RECORDED INFORMATION section start

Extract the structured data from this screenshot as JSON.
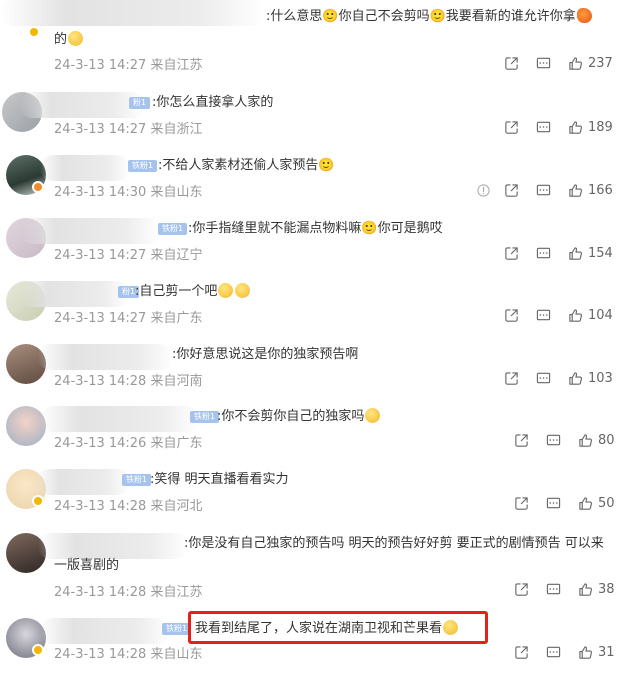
{
  "comments": [
    {
      "text": ":什么意思🙂你自己不会剪吗🙂我要看新的谁允许你拿",
      "text_cont": "的",
      "date": "24-3-13 14:27",
      "location": "来自江苏",
      "likes": "237",
      "badge": ""
    },
    {
      "text": ":你怎么直接拿人家的",
      "date": "24-3-13 14:27",
      "location": "来自浙江",
      "likes": "189",
      "badge": "粉1"
    },
    {
      "text": ":不给人家素材还偷人家预告🙂",
      "date": "24-3-13 14:30",
      "location": "来自山东",
      "likes": "166",
      "badge": "铁粉1"
    },
    {
      "text": ":你手指缝里就不能漏点物料嘛🙂你可是鹅哎",
      "date": "24-3-13 14:27",
      "location": "来自辽宁",
      "likes": "154",
      "badge": "铁粉1"
    },
    {
      "text": ":自己剪一个吧",
      "date": "24-3-13 14:27",
      "location": "来自广东",
      "likes": "104",
      "badge": "粉1"
    },
    {
      "text": ":你好意思说这是你的独家预告啊",
      "date": "24-3-13 14:28",
      "location": "来自河南",
      "likes": "103",
      "badge": ""
    },
    {
      "text": ":你不会剪你自己的独家吗",
      "date": "24-3-13 14:26",
      "location": "来自广东",
      "likes": "80",
      "badge": "铁粉1"
    },
    {
      "text": ":笑得 明天直播看看实力",
      "date": "24-3-13 14:28",
      "location": "来自河北",
      "likes": "50",
      "badge": "铁粉1"
    },
    {
      "text": ":你是没有自己独家的预告吗 明天的预告好好剪 要正式的剧情预告 可以来",
      "text_cont": "一版喜剧的",
      "date": "24-3-13 14:28",
      "location": "来自江苏",
      "likes": "38",
      "badge": ""
    },
    {
      "text": "我看到结尾了，人家说在湖南卫视和芒果看",
      "date": "24-3-13 14:28",
      "location": "来自山东",
      "likes": "31",
      "badge": "铁粉1"
    }
  ],
  "colors": {
    "meta": "#999999",
    "text": "#333333",
    "highlight": "#e2231a",
    "fan_badge": "#a6c3ee"
  }
}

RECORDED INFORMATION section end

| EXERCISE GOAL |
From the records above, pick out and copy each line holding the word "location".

| YOUR SOLUTION |
      "location": "来自江苏",
      "location": "来自浙江",
      "location": "来自山东",
      "location": "来自辽宁",
      "location": "来自广东",
      "location": "来自河南",
      "location": "来自广东",
      "location": "来自河北",
      "location": "来自江苏",
      "location": "来自山东",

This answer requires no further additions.